Financial Sector Overhaul Plan
June 17 - Today the White House released its plan to overhaul the financial sector. If adopted, will the proposals prevent another financial crisis, yet still allow sufficient financial innovation, both of which would benefit us all? In other words, is the administration proposing "smart regulation", which will mean less cost to U.S. taxpayers - now potentially on the hook for billions of dollars as a result of the financial market meltdown? At first glance, the administration's proposals are comprehensive and would appear to improve financial market regulation and oversight in most of the areas creating the worst problems. The nation's financial sector has changed dramatically in the past 20 years and the regulatory structure has not kept pace.
One of the challenges from the financial crisis is that our financial system has become a market-based rather than a bank-based financial system (ie, more reliance on securitization and all the structured financial products most of us have learned about as a result of the financial crisis, versus bank deposits). The regulators are still trying to catch up. We must have a regulatory system for our 21st century financial markets.
But would the changes be "smart enough"? Even with some consolidation, the regulatory structure would remain complex. Moreover, worrying gaps would remain between the federal and state levels (state-chartered banks remain an important part of the U.S. system) and at the state level, most particularly in the housing market, which has been at the heart of the crisis. In addition, the status of Fannie Mae and Freddie Mac, the government sponsored enterprises so directly a part of the housing market crisis (whose rescue has cost the taxpayer) is not tackled now. Official interagency discussions on Fannie and Freddie will take place and proposals brought forward with the 2011 budget.
Would moral hazard be minimized so that financial firms - especially those traditionally considered "too big to fail" - would not take risks that the taxpayer checkbook would end up covering? The proposals would appear to reduce incentives for risk and establish a higher level of monitoring and tools for prompt corrective action, as needed. However, implementation and in the end judgment will be critical and those are very difficult to shape and predict.
The highlights of the proposal:
(1) To bring non-bank players into the regulatory fold. Many players, including those involved in the securitization and derivatives markets, have operated outside the regulatory system even though they account for a large share of U.S. financial activity. A number of those firms have been key players in the financial crisis. Regulators have not been able to adequately monitor and take corrective action. It is essential to improve the current situation, but there will be a debate over the extent regulatory requirements should be placed on these firms, which have been a strong source of innovation and growth - as well as high risk.
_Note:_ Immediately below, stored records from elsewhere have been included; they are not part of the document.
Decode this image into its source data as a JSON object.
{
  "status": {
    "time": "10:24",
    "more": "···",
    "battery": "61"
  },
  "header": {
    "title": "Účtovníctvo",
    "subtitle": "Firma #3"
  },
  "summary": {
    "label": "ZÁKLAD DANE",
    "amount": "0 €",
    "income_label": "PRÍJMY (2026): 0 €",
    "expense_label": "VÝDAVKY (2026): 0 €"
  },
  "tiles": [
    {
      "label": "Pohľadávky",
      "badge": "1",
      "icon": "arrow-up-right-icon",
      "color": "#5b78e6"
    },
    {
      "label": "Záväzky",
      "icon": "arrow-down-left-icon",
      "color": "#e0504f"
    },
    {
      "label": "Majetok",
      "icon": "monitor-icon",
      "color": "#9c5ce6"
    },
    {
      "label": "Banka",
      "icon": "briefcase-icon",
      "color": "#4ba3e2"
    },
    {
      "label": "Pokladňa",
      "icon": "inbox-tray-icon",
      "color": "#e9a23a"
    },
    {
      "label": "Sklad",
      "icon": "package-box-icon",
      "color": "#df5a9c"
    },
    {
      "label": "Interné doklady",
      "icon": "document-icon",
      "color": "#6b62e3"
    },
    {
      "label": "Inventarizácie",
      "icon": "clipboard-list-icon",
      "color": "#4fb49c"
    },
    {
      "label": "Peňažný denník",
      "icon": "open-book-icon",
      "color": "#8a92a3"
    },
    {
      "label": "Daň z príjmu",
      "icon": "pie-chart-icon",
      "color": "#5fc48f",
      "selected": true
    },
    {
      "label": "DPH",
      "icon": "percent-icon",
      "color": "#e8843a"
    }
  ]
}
(2) To reduce incentives for extremely risky investments, particularly those leading to the financial crisis. Capital and liquidity requirements would increase, on both a national and presumably international basis (since this is a global financial crisis). Regulators' ability to monitor and limit extreme risk would be increased. It is important to bring incentives for risk more in line with firm activity, so that firms can continue to gain from the upside of a market but also have the discipline of any downside.
(3) To reduce regulatory gaps so that comprehensive supervision and regulation of interconnected and systemically critical financial firms would take place routinely. One of the great challenges in addressing the financial crisis has been regulatory holes and inconsistencies. In this context, the President would strengthen comprehensive supervision and regulation under the Federal Reserve. While politically controversial, if not the Fed, then who ? (The Fed has invoked emergency clauses under the Federal Reserve Act to take its extraordinary financial crisis actions. See forthcoming CRFB Fiscal Roadmap Project paper.) He would also create a new interagency Financial Services Oversight Council, chaired by Treasury, to monitor and assess systemic risk (essentially an elevation of the present working party looking at financial market matters); eliminate the federal thrift charter and regulator; set up a new National Bank Supervisor to supervise all federally chartered banks (a combination of the thrift supervisor and present Office of the Comptroller of the Currency); create an Office of National Insurance within Treasury (this would be a major change that nearly every recent administration has tried to achieve, since insurance is regulated at the state level); and to require SEC registration for advisers of hedge funds and other private capital funds, while transferring some SEC powers to the Fed (this would mark the first time anything hedge-fund related would be brought under a regulator, despite an earlier attempt by the SEC that was rejected by the courts). Despite the laudable objectives of the proposals, the regulatory system, while simplified, would remain complex.
(4) To give regulators more tools to resolve crises, along the lines of what the FDIC does to resolve insolvencies in an orderly fashion. The objective would be to avoid a Lehman-type situation in which federal regulators saw the only choices as being between a government bailout or Lehman collapse.
(5) To establish a new Consumer Financial Protection Agency to protect consumers from "unfair, deceptive and abusive practices". It is not entirely clear what this agency would do, although it may be a vehicle to target housing market fraud and abuse, alot of which was missed by the responsible authorities. Credit card issues may also be part of the responsibilities of the agency.